“It is completely irresponsible to deregulate coal any further so utility companies can save a buck,” Wind told EPA officials as she testified at a public hearing on the proposal.
“Until the government can prove that this coal ash is safe in our water, soil and air, and that it is not responsible for any cancers or any illnesses in each of these towns across this country, environmental rollbacks should not even be considered. Parents like me should not have the burden of proving that coal ash is dangerous,” she added.
Coal ash is the residue from burning coal in power plants. It’s often held in impoundments near power plants and contains harmful chemicals like mercury, cadmium and arsenic that can pollute the air and drinking water, according to EPA.
The Trump EPA’s plan, announced in July, would change a requirement in the Obama-era rule specifying that massive deposits of coal ash (12,400 tons or more) must demonstrate that the environment is protected.
EPA has proposed to replace that size-based criteria with a location-based criteria, meaning industry would only need to demonstrate environmental protection if the coal ash were stored in sensitive areas like wetlands, floodplains or seismic zones.
“These proposed changes will further responsible management of coal ash while protecting human health and the environment,” EPA Administrator Andrew Wheeler said in July when he announced the proposed rule change.
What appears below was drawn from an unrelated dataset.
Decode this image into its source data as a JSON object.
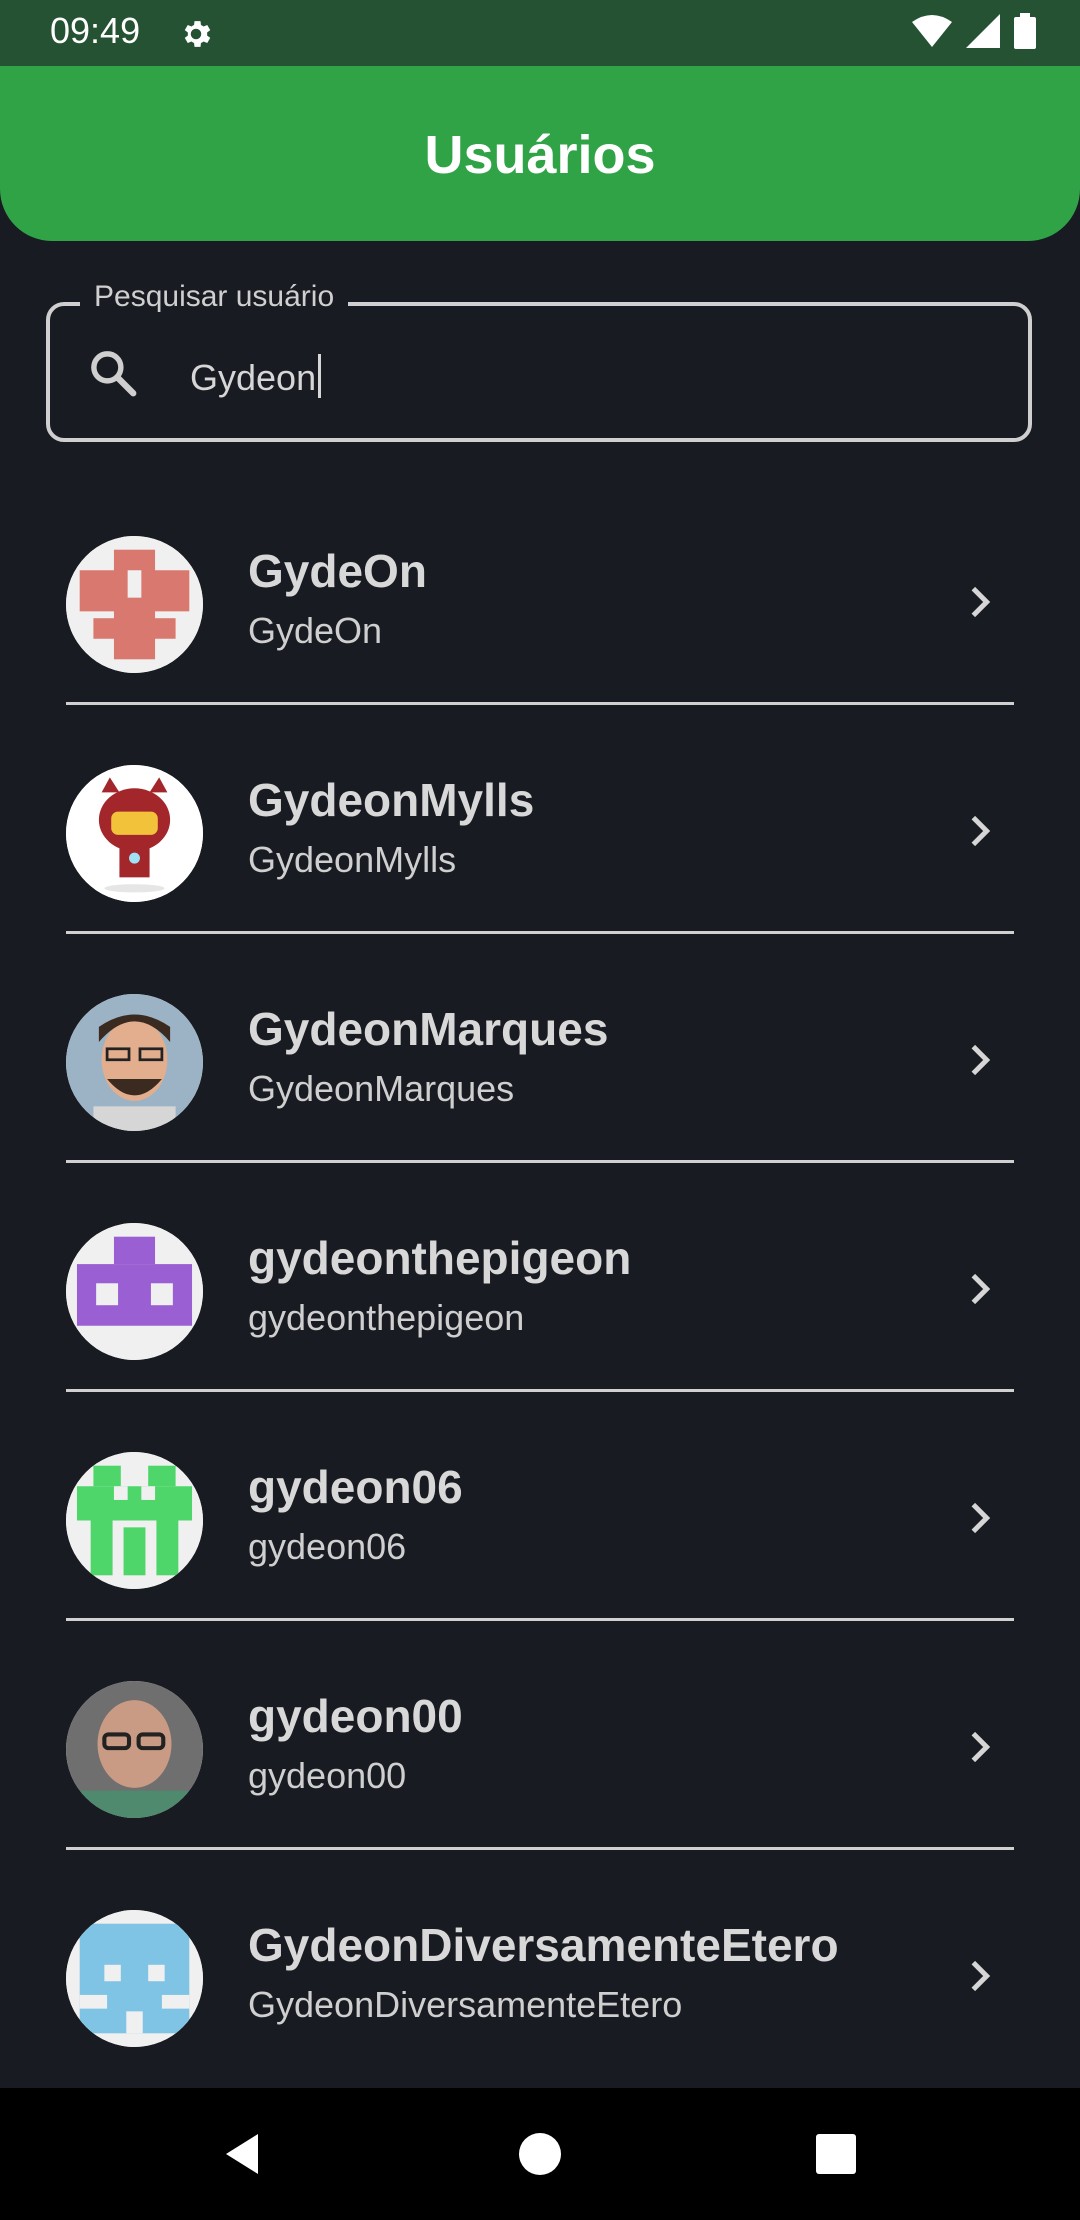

He added that it would “continue to encourage appropriate beneficial use,” of coal ash, which is used to make concrete and wallboard.
Coal ash slated for “beneficial use” is excluded from federal rules and is subject to control by state environmental agencies.
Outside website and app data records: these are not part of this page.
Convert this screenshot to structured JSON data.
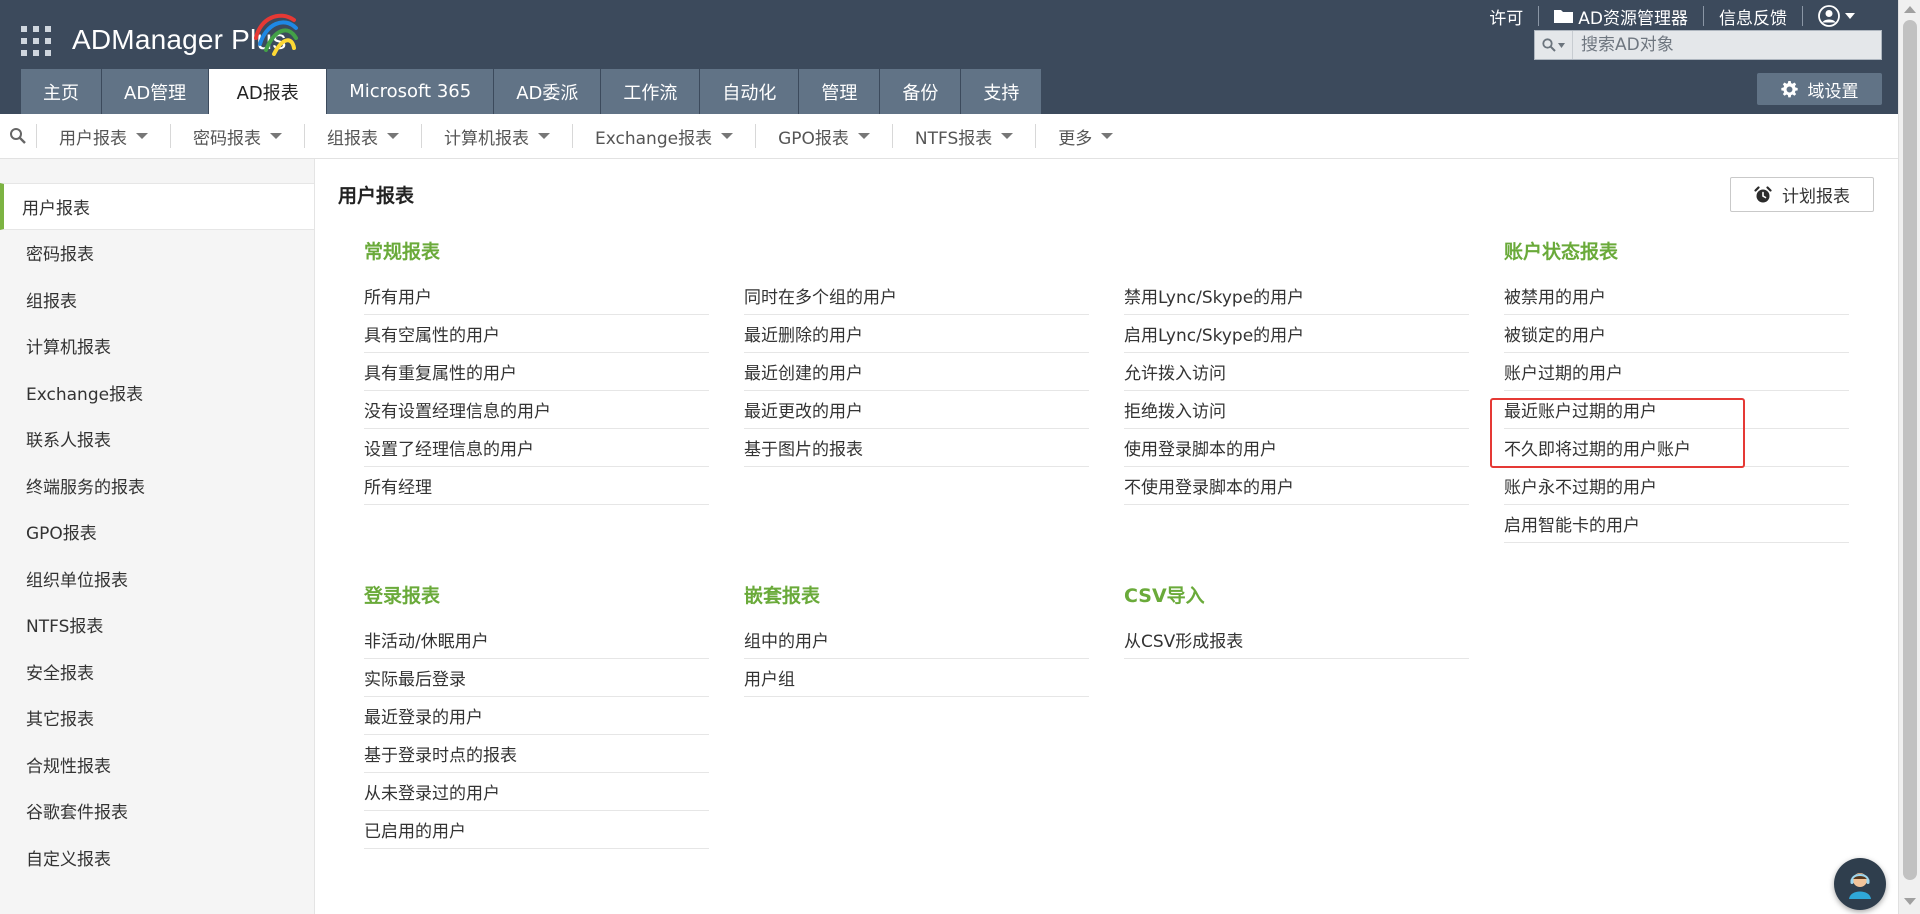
{
  "header": {
    "app_name": "ADManager Plus",
    "top_links": {
      "license": "许可",
      "ad_explorer": "AD资源管理器",
      "feedback": "信息反馈"
    },
    "search_placeholder": "搜索AD对象",
    "domain_settings": "域设置",
    "tabs": [
      {
        "label": "主页"
      },
      {
        "label": "AD管理"
      },
      {
        "label": "AD报表",
        "active": true
      },
      {
        "label": "Microsoft 365"
      },
      {
        "label": "AD委派"
      },
      {
        "label": "工作流"
      },
      {
        "label": "自动化"
      },
      {
        "label": "管理"
      },
      {
        "label": "备份"
      },
      {
        "label": "支持"
      }
    ]
  },
  "subnav": {
    "items": [
      {
        "label": "用户报表"
      },
      {
        "label": "密码报表"
      },
      {
        "label": "组报表"
      },
      {
        "label": "计算机报表"
      },
      {
        "label": "Exchange报表"
      },
      {
        "label": "GPO报表"
      },
      {
        "label": "NTFS报表"
      },
      {
        "label": "更多"
      }
    ]
  },
  "sidebar": {
    "items": [
      {
        "label": "用户报表",
        "active": true
      },
      {
        "label": "密码报表"
      },
      {
        "label": "组报表"
      },
      {
        "label": "计算机报表"
      },
      {
        "label": "Exchange报表"
      },
      {
        "label": "联系人报表"
      },
      {
        "label": "终端服务的报表"
      },
      {
        "label": "GPO报表"
      },
      {
        "label": "组织单位报表"
      },
      {
        "label": "NTFS报表"
      },
      {
        "label": "安全报表"
      },
      {
        "label": "其它报表"
      },
      {
        "label": "合规性报表"
      },
      {
        "label": "谷歌套件报表"
      },
      {
        "label": "自定义报表"
      }
    ]
  },
  "main": {
    "title": "用户报表",
    "schedule_button": "计划报表",
    "sections": {
      "general": {
        "title": "常规报表",
        "col1": [
          "所有用户",
          "具有空属性的用户",
          "具有重复属性的用户",
          "没有设置经理信息的用户",
          "设置了经理信息的用户",
          "所有经理"
        ],
        "col2": [
          "同时在多个组的用户",
          "最近删除的用户",
          "最近创建的用户",
          "最近更改的用户",
          "基于图片的报表"
        ],
        "col3": [
          "禁用Lync/Skype的用户",
          "启用Lync/Skype的用户",
          "允许拨入访问",
          "拒绝拨入访问",
          "使用登录脚本的用户",
          "不使用登录脚本的用户"
        ]
      },
      "account_status": {
        "title": "账户状态报表",
        "items": [
          "被禁用的用户",
          "被锁定的用户",
          "账户过期的用户",
          "最近账户过期的用户",
          "不久即将过期的用户账户",
          "账户永不过期的用户",
          "启用智能卡的用户"
        ]
      },
      "logon": {
        "title": "登录报表",
        "items": [
          "非活动/休眠用户",
          "实际最后登录",
          "最近登录的用户",
          "基于登录时点的报表",
          "从未登录过的用户",
          "已启用的用户"
        ]
      },
      "nested": {
        "title": "嵌套报表",
        "items": [
          "组中的用户",
          "用户组"
        ]
      },
      "csv": {
        "title": "CSV导入",
        "items": [
          "从CSV形成报表"
        ]
      }
    }
  },
  "colors": {
    "header_bg": "#3c4a5c",
    "tab_bg": "#617386",
    "section_title": "#6aaa3a",
    "highlight": "#e53935"
  }
}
Wind joined a Duke University scientist, environmental attorneys and others on Wednesday warning EPA that the changes would boost industry at the expense of public health.
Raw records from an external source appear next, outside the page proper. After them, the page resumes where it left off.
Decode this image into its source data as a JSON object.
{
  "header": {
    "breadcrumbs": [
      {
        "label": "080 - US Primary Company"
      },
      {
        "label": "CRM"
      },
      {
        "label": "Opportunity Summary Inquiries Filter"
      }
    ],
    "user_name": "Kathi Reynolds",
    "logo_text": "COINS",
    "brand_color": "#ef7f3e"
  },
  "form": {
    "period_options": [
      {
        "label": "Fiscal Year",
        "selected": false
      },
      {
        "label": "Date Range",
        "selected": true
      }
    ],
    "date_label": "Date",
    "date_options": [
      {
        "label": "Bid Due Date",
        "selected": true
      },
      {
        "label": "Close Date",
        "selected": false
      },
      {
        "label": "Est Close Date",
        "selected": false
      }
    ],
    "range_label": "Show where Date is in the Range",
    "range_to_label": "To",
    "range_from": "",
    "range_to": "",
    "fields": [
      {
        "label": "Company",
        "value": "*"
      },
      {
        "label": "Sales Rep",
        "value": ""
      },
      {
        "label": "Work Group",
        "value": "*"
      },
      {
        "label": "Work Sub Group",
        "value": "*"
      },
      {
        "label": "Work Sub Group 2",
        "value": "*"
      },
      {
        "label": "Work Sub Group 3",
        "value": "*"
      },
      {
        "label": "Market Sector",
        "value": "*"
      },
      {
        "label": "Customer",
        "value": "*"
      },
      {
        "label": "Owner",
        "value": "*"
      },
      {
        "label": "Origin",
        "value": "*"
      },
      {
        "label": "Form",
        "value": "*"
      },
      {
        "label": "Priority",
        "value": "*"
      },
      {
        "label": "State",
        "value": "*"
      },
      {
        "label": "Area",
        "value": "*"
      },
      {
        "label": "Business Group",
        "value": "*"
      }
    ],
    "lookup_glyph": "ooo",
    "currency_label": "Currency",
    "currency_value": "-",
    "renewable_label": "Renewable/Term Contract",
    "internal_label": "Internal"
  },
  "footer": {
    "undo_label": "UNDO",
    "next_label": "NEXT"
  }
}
EPA officials announced that they wouldn’t be responding to the public comments, and they sat stoically throughout witnesses’ testimony.
Wind told them she is “deeply concerned” that the changes have come from Wheeler, a former coal industry lobbyist. “Utility companies got away with improperly disposing of this toxic dirt for decades and now we are left with pollution that puts our communities at risk and decision-makers who seemingly work for the coal and utility industries and not for the public.”
Lisa Evans, an attorney with the environmental law firm Earthjustice, said the EPA proposal “ignores science and sweeps away protections” by exempting mountainous piles of toxic coal ash from regulations.
She warned that her group would sue over the final rule. “This proposal is not only immoral and contrary to science, it is illegal. EPA: we will see you in court and again we will prevail.”
Avner Vengosh, a professor of geochemistry and water quality at Duke University who has conducted extensive research on coal ash, warned that EPA’s proposed changes would “considerably weaken” the existing regulation and would pose a higher risk to water resources and human health.
He also objected to the term “beneficial use,” for coal ash, calling it misleading. “It’s not beneficial use when you put coal ash into the environment.”
Megan Kimball, an attorney with the Southern Environmental Law Center in Chapel Hill, urged EPA to set strong federal standards for coal ash to protect states that don’t have adequate rules on the books.
North Carolina passed its own law to regulate coal ash in 2014 after a Duke Energy storage pond spewed about 39,000 tons of coal ash into the Dan River.
That spill also impacted Virginia, Kimball noted, showing that coal ash pollution doesn’t remain within state lines.
“In light of the absence of adequate state regulation, the EPA plays a vital role in protecting our water and our communities from coal ash pollution,” she told federal officials. “The EPA must set strong minimum protections so that other states can avoid the major problems that North Carolina has experienced.”
EPA is accepting public comments on the coal ash proposal until Oct. 15.
Robin Bravender is the Washington Bureau Chief for the States Newsroom network, of which Policy Watch is a member. Lisa Sorg contributed to this report.